* WORK REQUEST: Look below for the line with "Enumerate this screenshot's". Retype it and every line after it to the end, exactly, but leave out the pictures.

[Records contained in a dataset]
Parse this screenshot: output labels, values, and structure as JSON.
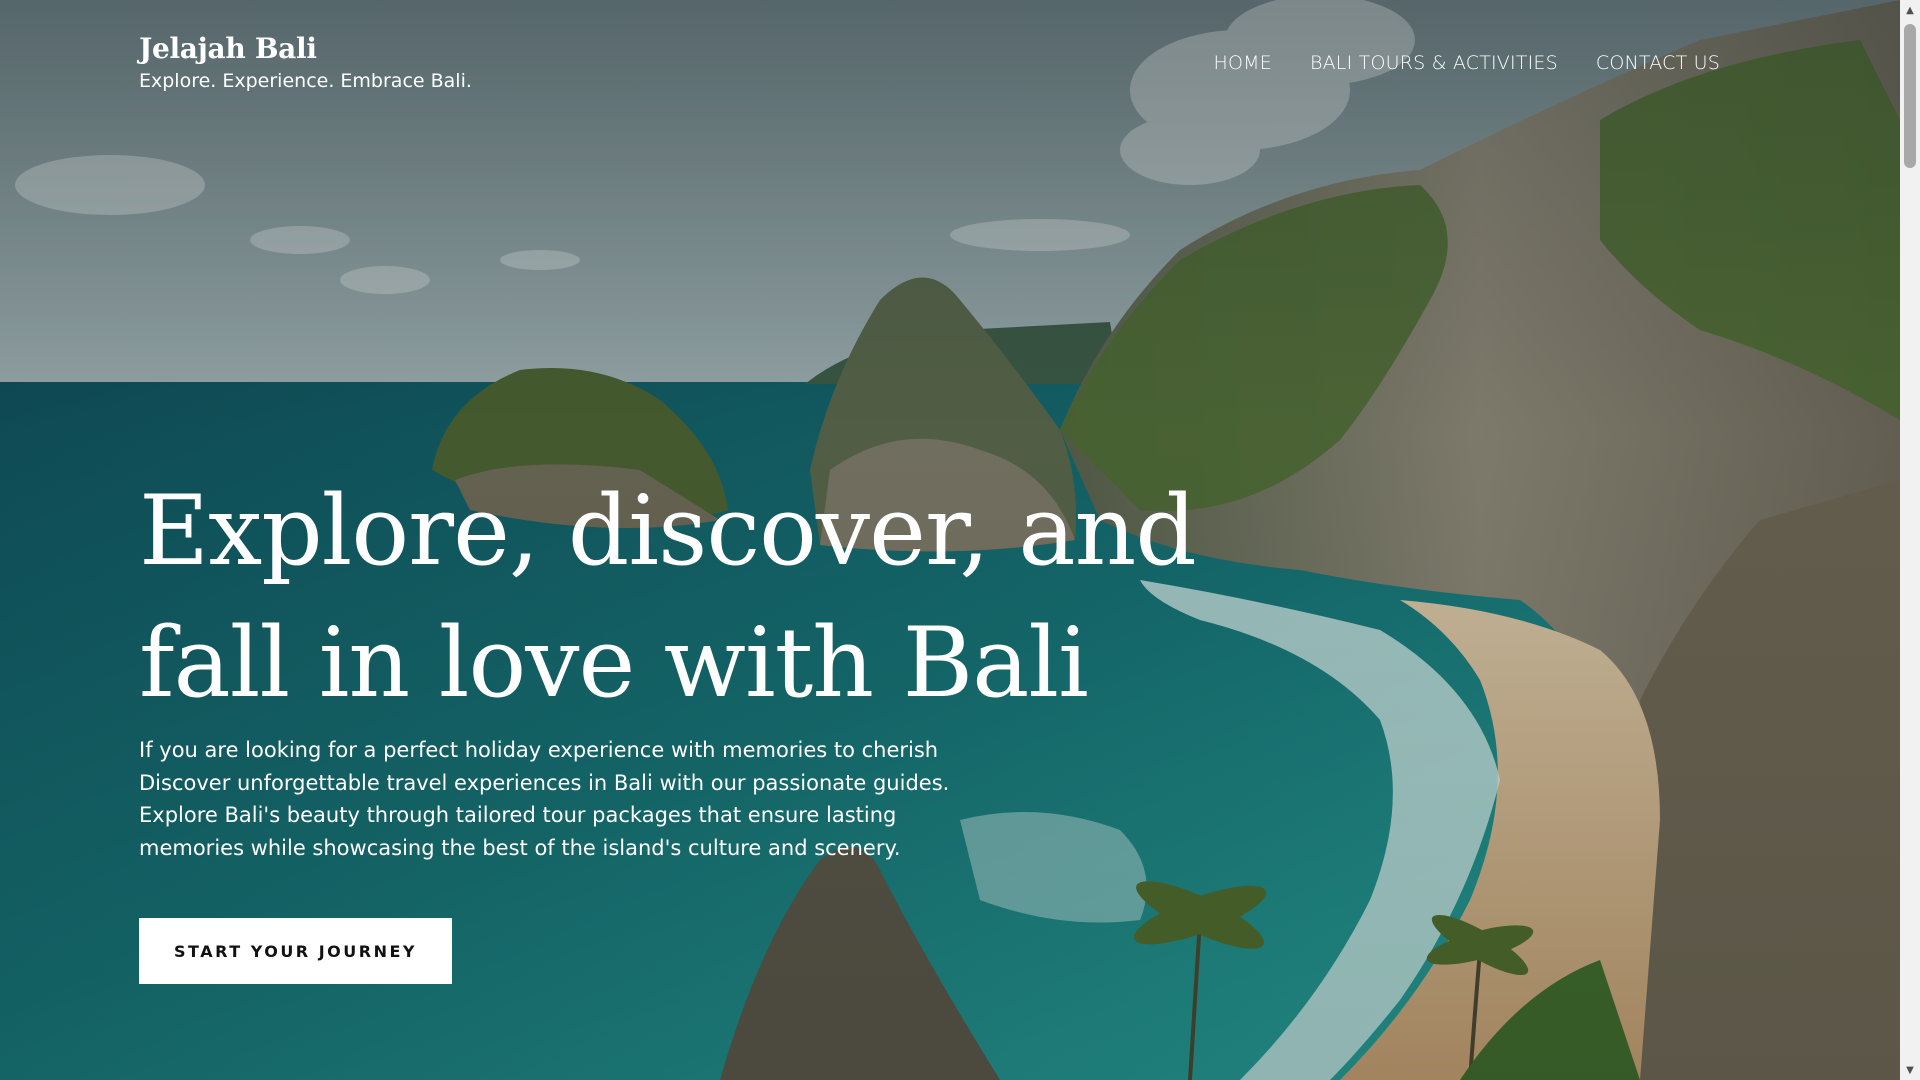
{
  "brand": {
    "name": "Jelajah Bali",
    "tagline": "Explore. Experience. Embrace Bali."
  },
  "nav": {
    "items": [
      {
        "label": "HOME"
      },
      {
        "label": "BALI TOURS & ACTIVITIES"
      },
      {
        "label": "CONTACT US"
      }
    ]
  },
  "hero": {
    "headline_lines": [
      "Explore, discover, and",
      "fall in love with Bali"
    ],
    "lead_lines": [
      "If you are looking for a perfect holiday experience with memories to cherish",
      "Discover unforgettable travel experiences in Bali with our passionate guides.",
      "Explore Bali's beauty through tailored tour packages that ensure lasting",
      "memories while showcasing the best of the island's culture and scenery."
    ],
    "cta_label": "START YOUR JOURNEY",
    "background_icon": "coastal-cliffs-photo"
  },
  "scrollbar": {
    "up_icon": "scroll-up-arrow-icon",
    "down_icon": "scroll-down-arrow-icon"
  },
  "colors": {
    "sea_deep": "#0e5a5e",
    "sea_turquoise": "#1f8f8c",
    "sky": "#8ea3a6",
    "cliff": "#6e6a5c",
    "foliage": "#3f5a2a",
    "sand": "#c9ad86",
    "cta_bg": "#ffffff",
    "text": "#ffffff"
  }
}
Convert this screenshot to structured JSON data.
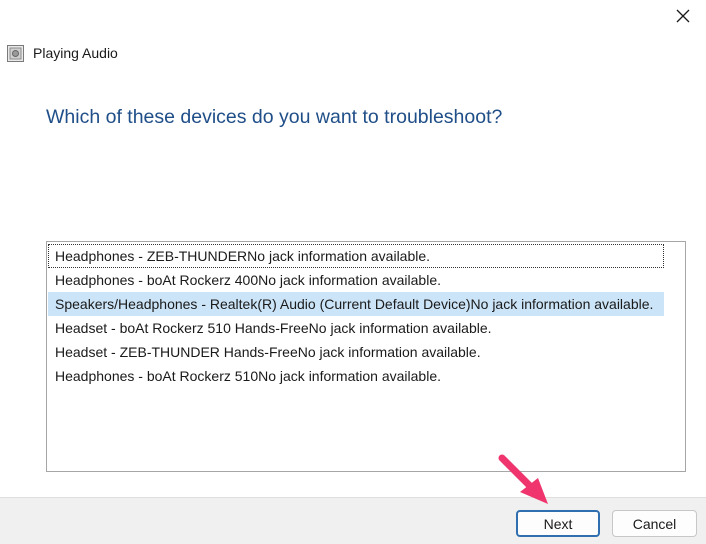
{
  "window": {
    "title": "Playing Audio",
    "close_icon": "close-icon",
    "app_icon": "speaker-app-icon"
  },
  "main": {
    "question": "Which of these devices do you want to troubleshoot?"
  },
  "devices": [
    "Headphones - ZEB-THUNDERNo jack information available.",
    "Headphones - boAt Rockerz 400No jack information available.",
    "Speakers/Headphones - Realtek(R) Audio (Current Default Device)No jack information available.",
    "Headset - boAt Rockerz 510 Hands-FreeNo jack information available.",
    "Headset - ZEB-THUNDER Hands-FreeNo jack information available.",
    "Headphones - boAt Rockerz 510No jack information available."
  ],
  "selected_device_index": 2,
  "footer": {
    "next_label": "Next",
    "cancel_label": "Cancel"
  },
  "colors": {
    "question_text": "#1f4e88",
    "selection_bg": "#cce4f7",
    "next_border": "#2f6fb0",
    "footer_bg": "#f0f0f0",
    "annotation_arrow": "#f0356e"
  }
}
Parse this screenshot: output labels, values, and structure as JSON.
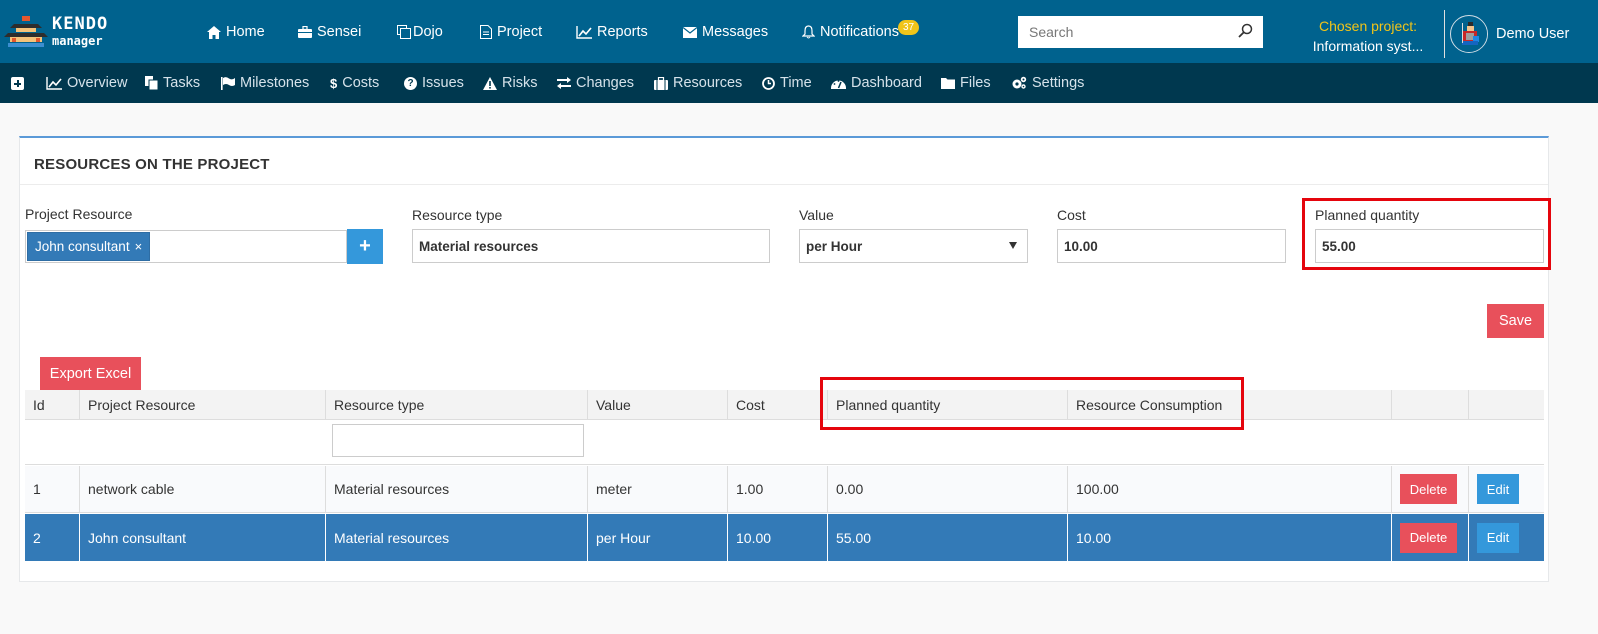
{
  "topbar": {
    "logo": {
      "line1": "KENDO",
      "line2": "manager"
    },
    "nav": [
      {
        "label": "Home",
        "icon": "home-icon",
        "glyph": "⌂"
      },
      {
        "label": "Sensei",
        "icon": "briefcase-icon",
        "glyph": "▤"
      },
      {
        "label": "Dojo",
        "icon": "copy-icon",
        "glyph": "❐"
      },
      {
        "label": "Project",
        "icon": "document-icon",
        "glyph": "▯"
      },
      {
        "label": "Reports",
        "icon": "line-chart-icon",
        "glyph": "⟋"
      },
      {
        "label": "Messages",
        "icon": "envelope-icon",
        "glyph": "✉"
      },
      {
        "label": "Notifications",
        "icon": "bell-icon",
        "glyph": "♪"
      }
    ],
    "notifications_count": "37",
    "search": {
      "placeholder": "Search",
      "value": ""
    },
    "chosen_project": {
      "label": "Chosen project:",
      "value": "Information syst..."
    },
    "user": {
      "name": "Demo User"
    }
  },
  "subnav": [
    {
      "label": "Overview",
      "icon": "line-chart-icon",
      "glyph": "⟋"
    },
    {
      "label": "Tasks",
      "icon": "files-icon",
      "glyph": "❏"
    },
    {
      "label": "Milestones",
      "icon": "flag-icon",
      "glyph": "⚑"
    },
    {
      "label": "Costs",
      "icon": "dollar-icon",
      "glyph": "$"
    },
    {
      "label": "Issues",
      "icon": "question-circle-icon",
      "glyph": "?"
    },
    {
      "label": "Risks",
      "icon": "warning-icon",
      "glyph": "▲"
    },
    {
      "label": "Changes",
      "icon": "exchange-icon",
      "glyph": "⇄"
    },
    {
      "label": "Resources",
      "icon": "suitcase-icon",
      "glyph": "▣"
    },
    {
      "label": "Time",
      "icon": "clock-icon",
      "glyph": "◷"
    },
    {
      "label": "Dashboard",
      "icon": "dashboard-icon",
      "glyph": "◕"
    },
    {
      "label": "Files",
      "icon": "folder-icon",
      "glyph": "▬"
    },
    {
      "label": "Settings",
      "icon": "cogs-icon",
      "glyph": "⚙"
    }
  ],
  "panel": {
    "title": "RESOURCES ON THE PROJECT",
    "form": {
      "project_resource": {
        "label": "Project Resource",
        "tag": "John consultant",
        "remove_glyph": "×",
        "add_glyph": "+"
      },
      "resource_type": {
        "label": "Resource type",
        "value": "Material resources"
      },
      "value": {
        "label": "Value",
        "selected": "per Hour"
      },
      "cost": {
        "label": "Cost",
        "value": "10.00"
      },
      "planned_quantity": {
        "label": "Planned quantity",
        "value": "55.00"
      }
    },
    "save_label": "Save",
    "export_label": "Export Excel",
    "table": {
      "columns": [
        "Id",
        "Project Resource",
        "Resource type",
        "Value",
        "Cost",
        "Planned quantity",
        "Resource Consumption",
        "",
        ""
      ],
      "filter_placeholder": "",
      "rows": [
        {
          "id": "1",
          "resource": "network cable",
          "type": "Material resources",
          "value": "meter",
          "cost": "1.00",
          "planned": "0.00",
          "consumption": "100.00",
          "delete": "Delete",
          "edit": "Edit",
          "selected": false
        },
        {
          "id": "2",
          "resource": "John consultant",
          "type": "Material resources",
          "value": "per Hour",
          "cost": "10.00",
          "planned": "55.00",
          "consumption": "10.00",
          "delete": "Delete",
          "edit": "Edit",
          "selected": true
        }
      ]
    }
  }
}
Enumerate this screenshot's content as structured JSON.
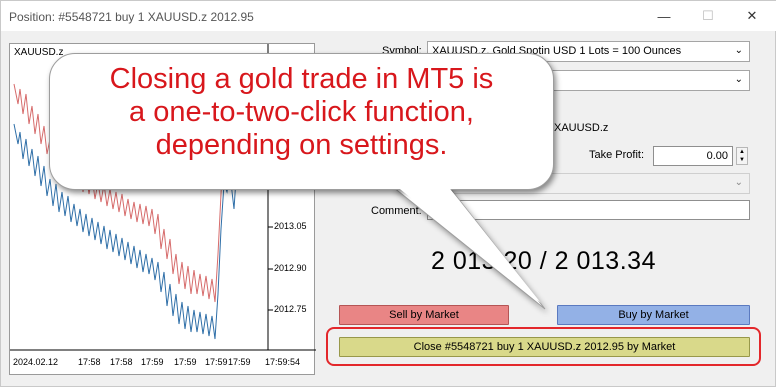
{
  "window": {
    "title": "Position: #5548721 buy 1 XAUUSD.z 2012.95",
    "minimize_glyph": "—",
    "maximize_glyph": "☐",
    "close_glyph": "✕"
  },
  "chart": {
    "symbol": "XAUUSD.z",
    "price_labels": [
      "2013.05",
      "2012.90",
      "2012.75"
    ],
    "time_labels": [
      "2024.02.12",
      "17:58",
      "17:58",
      "17:59",
      "17:59",
      "17:59",
      "17:59",
      "17:59:54"
    ],
    "colors": {
      "ask_line": "#d66b6b",
      "bid_line": "#2f6fa8"
    }
  },
  "form": {
    "symbol_label": "Symbol:",
    "symbol_value": "XAUUSD.z, Gold Spotin USD 1 Lots = 100 Ounces",
    "partial_symbol": "XAUUSD.z",
    "take_profit_label": "Take Profit:",
    "take_profit_value": "0.00",
    "comment_label": "Comment:",
    "comment_value": ""
  },
  "quote": {
    "text": "2 013.20 / 2 013.34"
  },
  "buttons": {
    "sell": "Sell by Market",
    "buy": "Buy by Market",
    "close": "Close #5548721 buy 1 XAUUSD.z 2012.95 by Market"
  },
  "callout": {
    "lines": [
      "Closing a gold trade in MT5 is",
      "a one-to-two-click function,",
      "depending on settings."
    ],
    "text_color": "#d8171c",
    "highlight_color": "#e3272b"
  }
}
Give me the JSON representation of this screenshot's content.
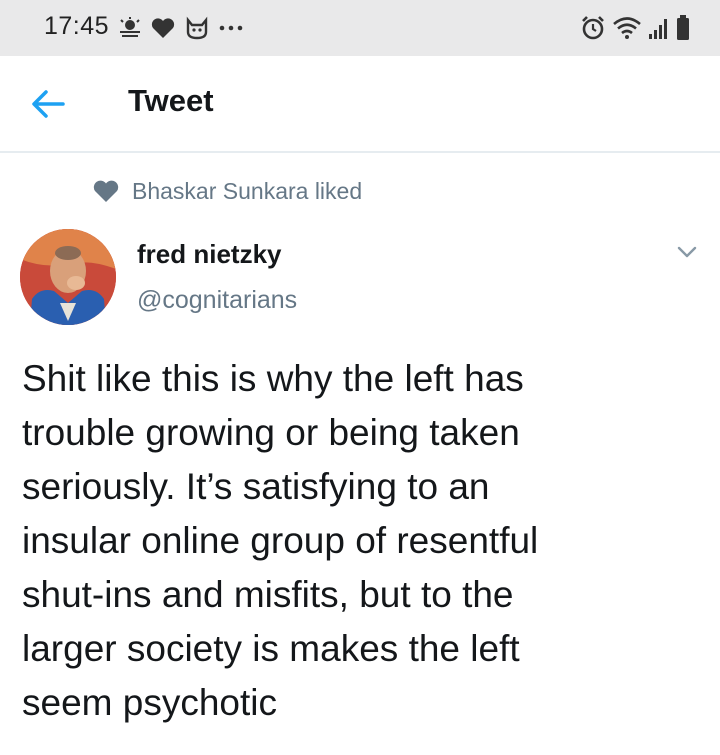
{
  "status_bar": {
    "time": "17:45",
    "icons_left": [
      "weather-icon",
      "heart-icon",
      "cat-icon",
      "more-dots-icon"
    ],
    "icons_right": [
      "alarm-icon",
      "wifi-icon",
      "signal-icon",
      "battery-icon"
    ]
  },
  "header": {
    "back_icon": "arrow-left-icon",
    "title": "Tweet"
  },
  "social_context": {
    "icon": "heart-icon",
    "text": "Bhaskar Sunkara liked"
  },
  "tweet": {
    "display_name": "fred nietzky",
    "handle": "@cognitarians",
    "text": "Shit like this is why the left has\ntrouble growing or being taken\nseriously. It’s satisfying to an\ninsular online group of resentful\nshut-ins and misfits, but to the\nlarger society is makes the left\nseem psychotic"
  },
  "colors": {
    "accent": "#1da1f2",
    "secondary_text": "#657786",
    "status_bar_bg": "#e9e9ea"
  }
}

* SOLUTION FOR THIS EXERCISE:
Enumerate this screenshot's content as structured JSON.
{
  "window": {
    "title": "Position: #5548721 buy 1 XAUUSD.z 2012.95",
    "minimize_glyph": "—",
    "maximize_glyph": "☐",
    "close_glyph": "✕"
  },
  "chart": {
    "symbol": "XAUUSD.z",
    "price_labels": [
      "2013.05",
      "2012.90",
      "2012.75"
    ],
    "time_labels": [
      "2024.02.12",
      "17:58",
      "17:58",
      "17:59",
      "17:59",
      "17:59",
      "17:59",
      "17:59:54"
    ],
    "colors": {
      "ask_line": "#d66b6b",
      "bid_line": "#2f6fa8"
    }
  },
  "form": {
    "symbol_label": "Symbol:",
    "symbol_value": "XAUUSD.z, Gold Spotin USD 1 Lots = 100 Ounces",
    "partial_symbol": "XAUUSD.z",
    "take_profit_label": "Take Profit:",
    "take_profit_value": "0.00",
    "comment_label": "Comment:",
    "comment_value": ""
  },
  "quote": {
    "text": "2 013.20 / 2 013.34"
  },
  "buttons": {
    "sell": "Sell by Market",
    "buy": "Buy by Market",
    "close": "Close #5548721 buy 1 XAUUSD.z 2012.95 by Market"
  },
  "callout": {
    "lines": [
      "Closing a gold trade in MT5 is",
      "a one-to-two-click function,",
      "depending on settings."
    ],
    "text_color": "#d8171c",
    "highlight_color": "#e3272b"
  }
}
Give me the JSON representation of this screenshot's content.
{
  "status_bar": {
    "time": "17:45",
    "icons_left": [
      "weather-icon",
      "heart-icon",
      "cat-icon",
      "more-dots-icon"
    ],
    "icons_right": [
      "alarm-icon",
      "wifi-icon",
      "signal-icon",
      "battery-icon"
    ]
  },
  "header": {
    "back_icon": "arrow-left-icon",
    "title": "Tweet"
  },
  "social_context": {
    "icon": "heart-icon",
    "text": "Bhaskar Sunkara liked"
  },
  "tweet": {
    "display_name": "fred nietzky",
    "handle": "@cognitarians",
    "text": "Shit like this is why the left has\ntrouble growing or being taken\nseriously. It’s satisfying to an\ninsular online group of resentful\nshut-ins and misfits, but to the\nlarger society is makes the left\nseem psychotic"
  },
  "colors": {
    "accent": "#1da1f2",
    "secondary_text": "#657786",
    "status_bar_bg": "#e9e9ea"
  }
}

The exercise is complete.